- [Task directions]: Write out the records below exactly as they appear, skipping each picture.

- [Listed entries]:
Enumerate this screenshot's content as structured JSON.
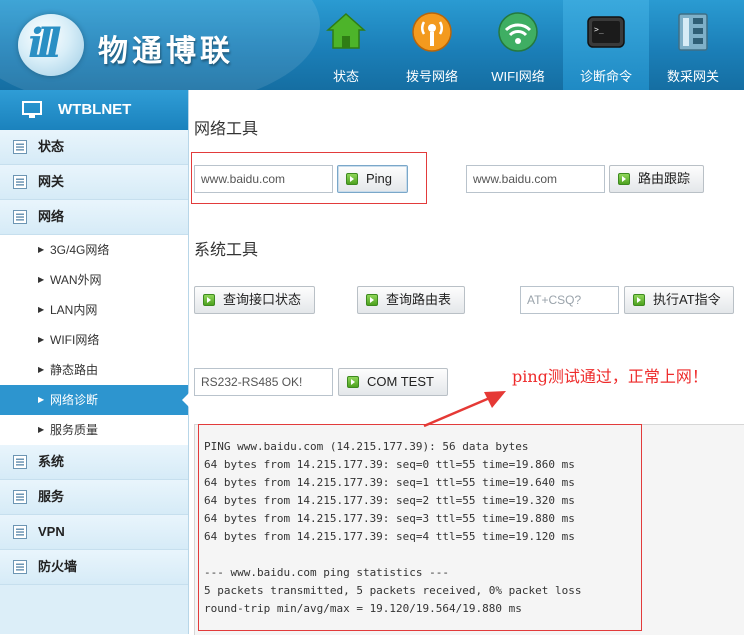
{
  "header": {
    "brand": "物通博联",
    "nav": [
      {
        "label": "状态",
        "icon": "home-icon"
      },
      {
        "label": "拨号网络",
        "icon": "broadcast-icon"
      },
      {
        "label": "WIFI网络",
        "icon": "wifi-icon"
      },
      {
        "label": "诊断命令",
        "icon": "terminal-icon",
        "active": true
      },
      {
        "label": "数采网关",
        "icon": "device-panel-icon"
      }
    ]
  },
  "sidebar": {
    "title": "WTBLNET",
    "items": [
      {
        "label": "状态"
      },
      {
        "label": "网关"
      },
      {
        "label": "网络"
      }
    ],
    "network_sub": [
      {
        "label": "3G/4G网络"
      },
      {
        "label": "WAN外网"
      },
      {
        "label": "LAN内网"
      },
      {
        "label": "WIFI网络"
      },
      {
        "label": "静态路由"
      },
      {
        "label": "网络诊断",
        "active": true
      },
      {
        "label": "服务质量"
      }
    ],
    "items_after": [
      {
        "label": "系统"
      },
      {
        "label": "服务"
      },
      {
        "label": "VPN"
      },
      {
        "label": "防火墙"
      }
    ]
  },
  "network_tools": {
    "title": "网络工具",
    "ping_input": "www.baidu.com",
    "ping_button": "Ping",
    "trace_input": "www.baidu.com",
    "trace_button": "路由跟踪"
  },
  "system_tools": {
    "title": "系统工具",
    "query_interface_button": "查询接口状态",
    "query_route_button": "查询路由表",
    "at_placeholder": "AT+CSQ?",
    "at_button": "执行AT指令",
    "com_input": "RS232-RS485 OK!",
    "com_button": "COM TEST"
  },
  "annotation": "ping测试通过，正常上网！",
  "output": [
    "PING www.baidu.com (14.215.177.39): 56 data bytes",
    "64 bytes from 14.215.177.39: seq=0 ttl=55 time=19.860 ms",
    "64 bytes from 14.215.177.39: seq=1 ttl=55 time=19.640 ms",
    "64 bytes from 14.215.177.39: seq=2 ttl=55 time=19.320 ms",
    "64 bytes from 14.215.177.39: seq=3 ttl=55 time=19.880 ms",
    "64 bytes from 14.215.177.39: seq=4 ttl=55 time=19.120 ms",
    "",
    "--- www.baidu.com ping statistics ---",
    "5 packets transmitted, 5 packets received, 0% packet loss",
    "round-trip min/avg/max = 19.120/19.564/19.880 ms"
  ],
  "colors": {
    "header_blue": "#1b7fb8",
    "sidebar_bg": "#dceef8",
    "active_blue": "#2d95cf",
    "annotation_red": "#ee2b2b"
  }
}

- [Exercise result]:
Enumerate this screenshot's content as structured JSON.
{
  "header": {
    "brand": "物通博联",
    "nav": [
      {
        "label": "状态",
        "icon": "home-icon"
      },
      {
        "label": "拨号网络",
        "icon": "broadcast-icon"
      },
      {
        "label": "WIFI网络",
        "icon": "wifi-icon"
      },
      {
        "label": "诊断命令",
        "icon": "terminal-icon",
        "active": true
      },
      {
        "label": "数采网关",
        "icon": "device-panel-icon"
      }
    ]
  },
  "sidebar": {
    "title": "WTBLNET",
    "items": [
      {
        "label": "状态"
      },
      {
        "label": "网关"
      },
      {
        "label": "网络"
      }
    ],
    "network_sub": [
      {
        "label": "3G/4G网络"
      },
      {
        "label": "WAN外网"
      },
      {
        "label": "LAN内网"
      },
      {
        "label": "WIFI网络"
      },
      {
        "label": "静态路由"
      },
      {
        "label": "网络诊断",
        "active": true
      },
      {
        "label": "服务质量"
      }
    ],
    "items_after": [
      {
        "label": "系统"
      },
      {
        "label": "服务"
      },
      {
        "label": "VPN"
      },
      {
        "label": "防火墙"
      }
    ]
  },
  "network_tools": {
    "title": "网络工具",
    "ping_input": "www.baidu.com",
    "ping_button": "Ping",
    "trace_input": "www.baidu.com",
    "trace_button": "路由跟踪"
  },
  "system_tools": {
    "title": "系统工具",
    "query_interface_button": "查询接口状态",
    "query_route_button": "查询路由表",
    "at_placeholder": "AT+CSQ?",
    "at_button": "执行AT指令",
    "com_input": "RS232-RS485 OK!",
    "com_button": "COM TEST"
  },
  "annotation": "ping测试通过，正常上网！",
  "output": [
    "PING www.baidu.com (14.215.177.39): 56 data bytes",
    "64 bytes from 14.215.177.39: seq=0 ttl=55 time=19.860 ms",
    "64 bytes from 14.215.177.39: seq=1 ttl=55 time=19.640 ms",
    "64 bytes from 14.215.177.39: seq=2 ttl=55 time=19.320 ms",
    "64 bytes from 14.215.177.39: seq=3 ttl=55 time=19.880 ms",
    "64 bytes from 14.215.177.39: seq=4 ttl=55 time=19.120 ms",
    "",
    "--- www.baidu.com ping statistics ---",
    "5 packets transmitted, 5 packets received, 0% packet loss",
    "round-trip min/avg/max = 19.120/19.564/19.880 ms"
  ],
  "colors": {
    "header_blue": "#1b7fb8",
    "sidebar_bg": "#dceef8",
    "active_blue": "#2d95cf",
    "annotation_red": "#ee2b2b"
  }
}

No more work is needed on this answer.